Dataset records
--- START ---
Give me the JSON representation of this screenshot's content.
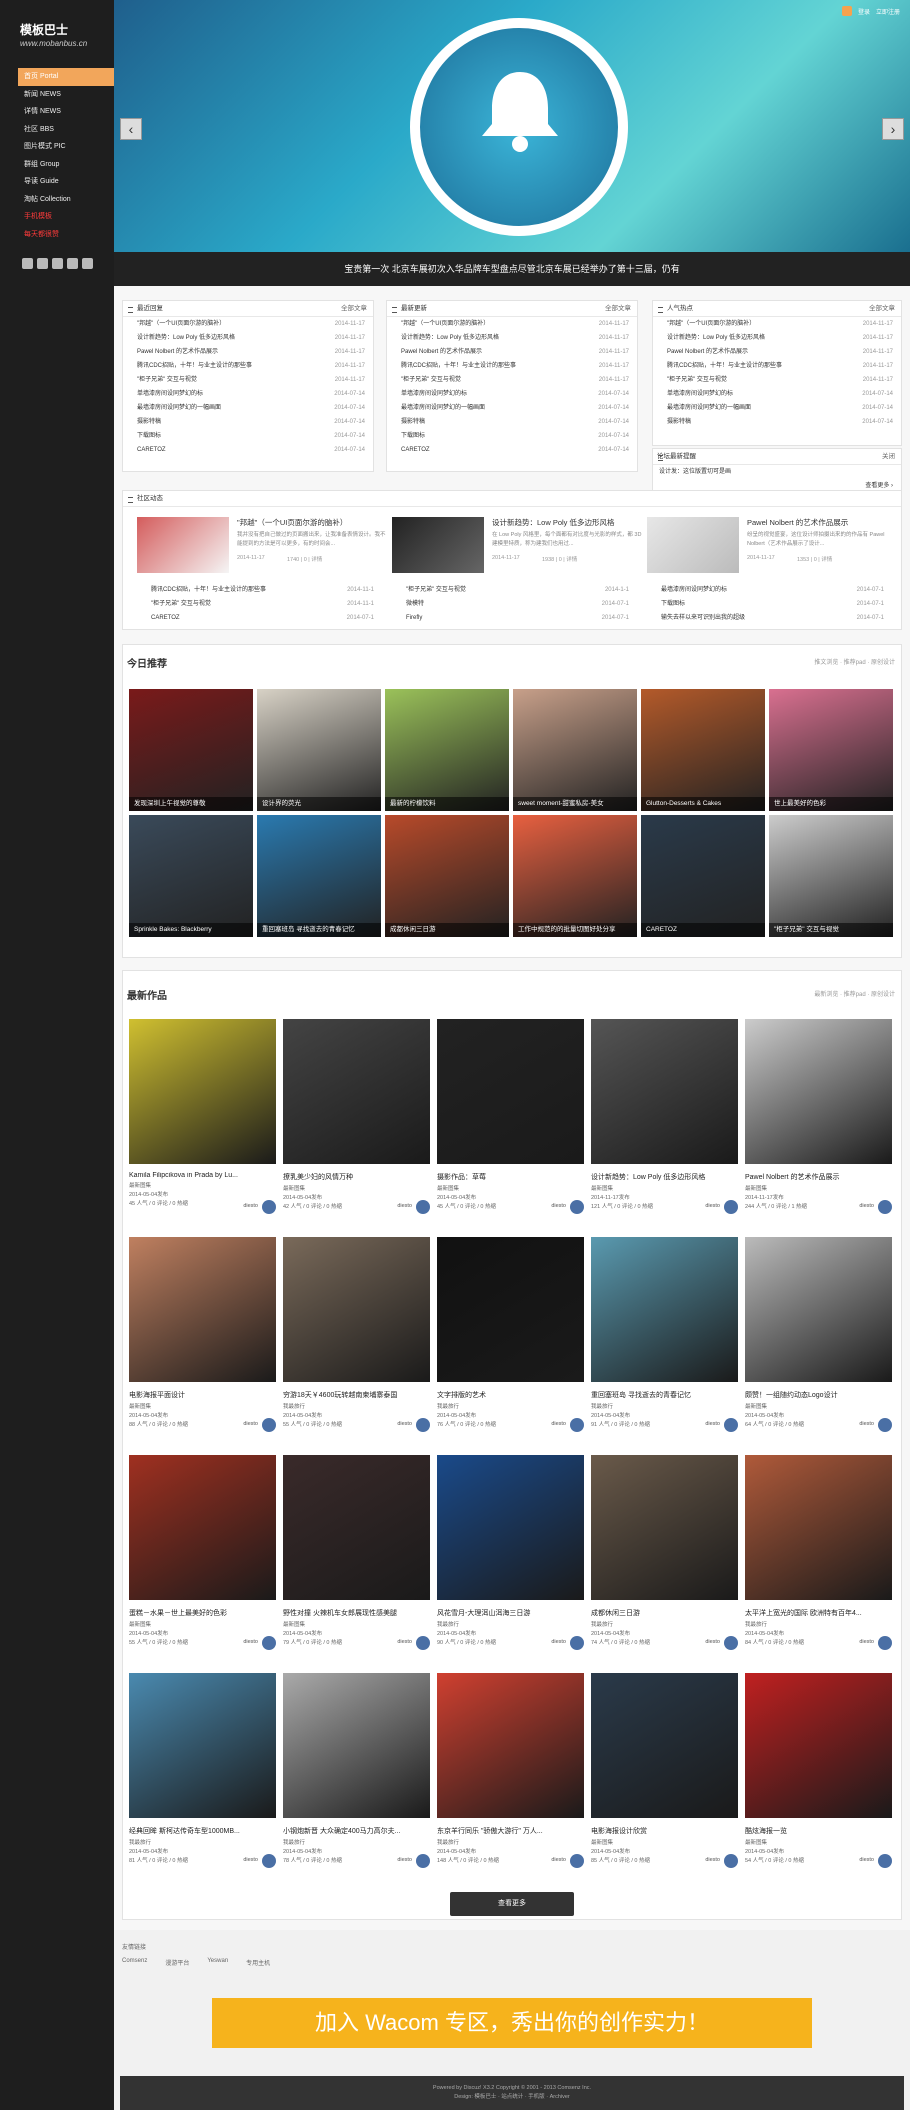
{
  "logo": {
    "title": "模板巴士",
    "sub": "www.mobanbus.cn"
  },
  "nav": [
    "首页 Portal",
    "新闻 NEWS",
    "详情 NEWS",
    "社区 BBS",
    "图片模式 PIC",
    "群组 Group",
    "导读 Guide",
    "淘帖 Collection",
    "手机模板",
    "每天都很赞"
  ],
  "topbar": {
    "login": "登录",
    "register": "立即注册"
  },
  "banner": {
    "caption": "宝贵第一次 北京车展初次入华品牌车型盘点尽管北京车展已经举办了第十三届，仍有"
  },
  "panels": [
    {
      "title": "最近回复",
      "more": "全部文章",
      "items": [
        [
          "\"邦越\"（一个UI页面尔游的脑补）",
          "2014-11-17"
        ],
        [
          "设计新趋势：Low Poly 低多边形风格",
          "2014-11-17"
        ],
        [
          "Pawel Nolbert 的艺术作品展示",
          "2014-11-17"
        ],
        [
          "腾讯CDC招贴，十年！与业主设计的那些事",
          "2014-11-17"
        ],
        [
          "\"柜子兄弟\" 交互与视觉",
          "2014-11-17"
        ],
        [
          "单墙漆房间设同梦幻的标",
          "2014-07-14"
        ],
        [
          "最墙漆房间设同梦幻的一幅画面",
          "2014-07-14"
        ],
        [
          "摄影特稿",
          "2014-07-14"
        ],
        [
          "下载图标",
          "2014-07-14"
        ],
        [
          "CARETOZ",
          "2014-07-14"
        ]
      ]
    },
    {
      "title": "最新更新",
      "more": "全部文章",
      "items": [
        [
          "\"邦越\"（一个UI页面尔游的脑补）",
          "2014-11-17"
        ],
        [
          "设计新趋势：Low Poly 低多边形风格",
          "2014-11-17"
        ],
        [
          "Pawel Nolbert 的艺术作品展示",
          "2014-11-17"
        ],
        [
          "腾讯CDC招贴，十年！与业主设计的那些事",
          "2014-11-17"
        ],
        [
          "\"柜子兄弟\" 交互与视觉",
          "2014-11-17"
        ],
        [
          "单墙漆房间设同梦幻的标",
          "2014-07-14"
        ],
        [
          "最墙漆房间设同梦幻的一幅画面",
          "2014-07-14"
        ],
        [
          "摄影特稿",
          "2014-07-14"
        ],
        [
          "下载图标",
          "2014-07-14"
        ],
        [
          "CARETOZ",
          "2014-07-14"
        ]
      ]
    },
    {
      "title": "人气热点",
      "more": "全部文章",
      "items": [
        [
          "\"邦越\"（一个UI页面尔游的脑补）",
          "2014-11-17"
        ],
        [
          "设计新趋势：Low Poly 低多边形风格",
          "2014-11-17"
        ],
        [
          "Pawel Nolbert 的艺术作品展示",
          "2014-11-17"
        ],
        [
          "腾讯CDC招贴，十年！与业主设计的那些事",
          "2014-11-17"
        ],
        [
          "\"柜子兄弟\" 交互与视觉",
          "2014-11-17"
        ],
        [
          "单墙漆房间设同梦幻的标",
          "2014-07-14"
        ],
        [
          "最墙漆房间设同梦幻的一幅画面",
          "2014-07-14"
        ],
        [
          "摄影特稿",
          "2014-07-14"
        ],
        [
          "下载图标",
          "2014-07-14"
        ],
        [
          "CARETOZ",
          "2014-07-14"
        ]
      ]
    }
  ],
  "notice": {
    "title": "论坛最新提醒",
    "close": "关闭",
    "text": "设计发：这位版置切可是画",
    "more": "查看更多 ›"
  },
  "community": {
    "title": "社区动态",
    "features": [
      {
        "title": "\"邦越\"（一个UI页面尔游的脑补）",
        "desc": "我并没有把自己做过的页面搬出来，让我准备表情设计。我不能提到的方法是可以更多，有的时间会...",
        "date": "2014-11-17",
        "stat": "1740 | 0 | 详情"
      },
      {
        "title": "设计新趋势：Low Poly 低多边形风格",
        "desc": "在 Low Poly 风格里，每个面都有对比度与光影的样式，都 3D 建模里特质，称为建我们也用过...",
        "date": "2014-11-17",
        "stat": "1938 | 0 | 详情"
      },
      {
        "title": "Pawel Nolbert 的艺术作品展示",
        "desc": "纷呈的视觉盛宴，这位设计师拍摄出来的的作品有 Pawel Nolbert（艺术作品展示了设计...",
        "date": "2014-11-17",
        "stat": "1353 | 0 | 详情"
      }
    ],
    "list": [
      [
        [
          "腾讯CDC招贴，十年！与业主设计的那些事",
          "2014-11-1"
        ],
        [
          "\"柜子兄弟\" 交互与视觉",
          "2014-11-1"
        ]
      ],
      [
        [
          "\"柜子兄弟\" 交互与视觉",
          "2014-1-1"
        ],
        [
          "微模特",
          "2014-07-1"
        ]
      ],
      [
        [
          "最墙漆房间设同梦幻的标",
          "2014-07-1"
        ],
        [
          "下载图标",
          "2014-07-1"
        ]
      ]
    ],
    "list2": [
      [
        "CARETOZ",
        "2014-07-1"
      ],
      [
        "Firefly",
        "2014-07-1"
      ],
      [
        "输失去样以来可识别出我的超级",
        "2014-07-1"
      ]
    ]
  },
  "today": {
    "title": "今日推荐",
    "more": "推文浏览 · 推荐pad · 原创设计",
    "items": [
      "发现深圳上午视觉的尊敬",
      "设计界的荧光",
      "最新的柠檬饮料",
      "sweet moment-甜蜜私房-美女",
      "Glutton-Desserts & Cakes",
      "世上最美好的色彩",
      "Sprinkle Bakes: Blackberry",
      "重回塞班岛 寻找逝去的青春记忆",
      "成都休闲三日游",
      "工作中规范的的批量切图好处分享",
      "CARETOZ",
      "\"柜子兄弟\" 交互与视觉"
    ]
  },
  "latest": {
    "title": "最新作品",
    "more": "最新浏览 · 推荐pad · 原创设计",
    "items": [
      {
        "t": "Kamila Filipcikova in Prada by Lu...",
        "c": "最新图集",
        "d": "2014-05-04发布",
        "s": "45 人气 / 0 评论 / 0 热缩",
        "u": "diesto"
      },
      {
        "t": "撩乳美少妇的风情万种",
        "c": "最新图集",
        "d": "2014-05-04发布",
        "s": "42 人气 / 0 评论 / 0 热缩",
        "u": "diesto"
      },
      {
        "t": "摄影作品：草莓",
        "c": "最新图集",
        "d": "2014-05-04发布",
        "s": "45 人气 / 0 评论 / 0 热缩",
        "u": "diesto"
      },
      {
        "t": "设计新趋势：Low Poly 低多边形风格",
        "c": "最新图集",
        "d": "2014-11-17发布",
        "s": "121 人气 / 0 评论 / 0 热缩",
        "u": "diesto"
      },
      {
        "t": "Pawel Nolbert 的艺术作品展示",
        "c": "最新图集",
        "d": "2014-11-17发布",
        "s": "244 人气 / 0 评论 / 1 热缩",
        "u": "diesto"
      },
      {
        "t": "电影海报平面设计",
        "c": "最新图集",
        "d": "2014-05-04发布",
        "s": "88 人气 / 0 评论 / 0 热缩",
        "u": "diesto"
      },
      {
        "t": "穷游18天￥4600玩转越南柬埔寨泰国",
        "c": "我最旅行",
        "d": "2014-05-04发布",
        "s": "55 人气 / 0 评论 / 0 热缩",
        "u": "diesto"
      },
      {
        "t": "文字排版的艺术",
        "c": "我最旅行",
        "d": "2014-05-04发布",
        "s": "76 人气 / 0 评论 / 0 热缩",
        "u": "diesto"
      },
      {
        "t": "重回塞班岛 寻找逝去的青春记忆",
        "c": "我最旅行",
        "d": "2014-05-04发布",
        "s": "91 人气 / 0 评论 / 0 热缩",
        "u": "diesto"
      },
      {
        "t": "颇赞！一组随约动态Logo设计",
        "c": "最新图集",
        "d": "2014-05-04发布",
        "s": "64 人气 / 0 评论 / 0 热缩",
        "u": "diesto"
      },
      {
        "t": "蛋糕－水果－世上最美好的色彩",
        "c": "最新图集",
        "d": "2014-05-04发布",
        "s": "55 人气 / 0 评论 / 0 热缩",
        "u": "diesto"
      },
      {
        "t": "野性对撞 火辣机车女郎展现性感美腿",
        "c": "最新图集",
        "d": "2014-05-04发布",
        "s": "79 人气 / 0 评论 / 0 热缩",
        "u": "diesto"
      },
      {
        "t": "风花雪月-大理洱山洱海三日游",
        "c": "我最旅行",
        "d": "2014-05-04发布",
        "s": "90 人气 / 0 评论 / 0 热缩",
        "u": "diesto"
      },
      {
        "t": "成都休闲三日游",
        "c": "我最旅行",
        "d": "2014-05-04发布",
        "s": "74 人气 / 0 评论 / 0 热缩",
        "u": "diesto"
      },
      {
        "t": "太平洋上宽光的国际 欧洲特有百年4...",
        "c": "我最旅行",
        "d": "2014-05-04发布",
        "s": "84 人气 / 0 评论 / 0 热缩",
        "u": "diesto"
      },
      {
        "t": "经典回眸 斯柯达传奇车型1000MB...",
        "c": "我最旅行",
        "d": "2014-05-04发布",
        "s": "81 人气 / 0 评论 / 0 热缩",
        "u": "diesto"
      },
      {
        "t": "小钢炮新晋 大众确定400马力高尔夫...",
        "c": "我最旅行",
        "d": "2014-05-04发布",
        "s": "78 人气 / 0 评论 / 0 热缩",
        "u": "diesto"
      },
      {
        "t": "东京羊行同乐 \"骄傲大游行\" 万人...",
        "c": "我最旅行",
        "d": "2014-05-04发布",
        "s": "148 人气 / 0 评论 / 0 热缩",
        "u": "diesto"
      },
      {
        "t": "电影海报设计欣赏",
        "c": "最新图集",
        "d": "2014-05-04发布",
        "s": "85 人气 / 0 评论 / 0 热缩",
        "u": "diesto"
      },
      {
        "t": "酷炫海报一览",
        "c": "最新图集",
        "d": "2014-05-04发布",
        "s": "54 人气 / 0 评论 / 0 热缩",
        "u": "diesto"
      }
    ]
  },
  "loadmore": "查看更多",
  "footer": {
    "links_title": "友情链接",
    "links": [
      "Comsenz",
      "漫游平台",
      "Yeswan",
      "专用主机"
    ],
    "banner": "加入 Wacom 专区，秀出你的创作实力！",
    "copy1": "Powered by Discuz! X3.2 Copyright © 2001 - 2013 Comsenz Inc.",
    "copy2": "Design: 模板巴士 · 站点统计 · 手机版 · Archiver"
  },
  "colors": {
    "accent": "#f2a65b",
    "sidebar": "#1e1e1e",
    "red": "#ff3b3b"
  }
}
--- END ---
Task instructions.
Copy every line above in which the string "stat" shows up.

Solution for this problem.
        "stat": "1740 | 0 | 详情"
        "stat": "1938 | 0 | 详情"
        "stat": "1353 | 0 | 详情"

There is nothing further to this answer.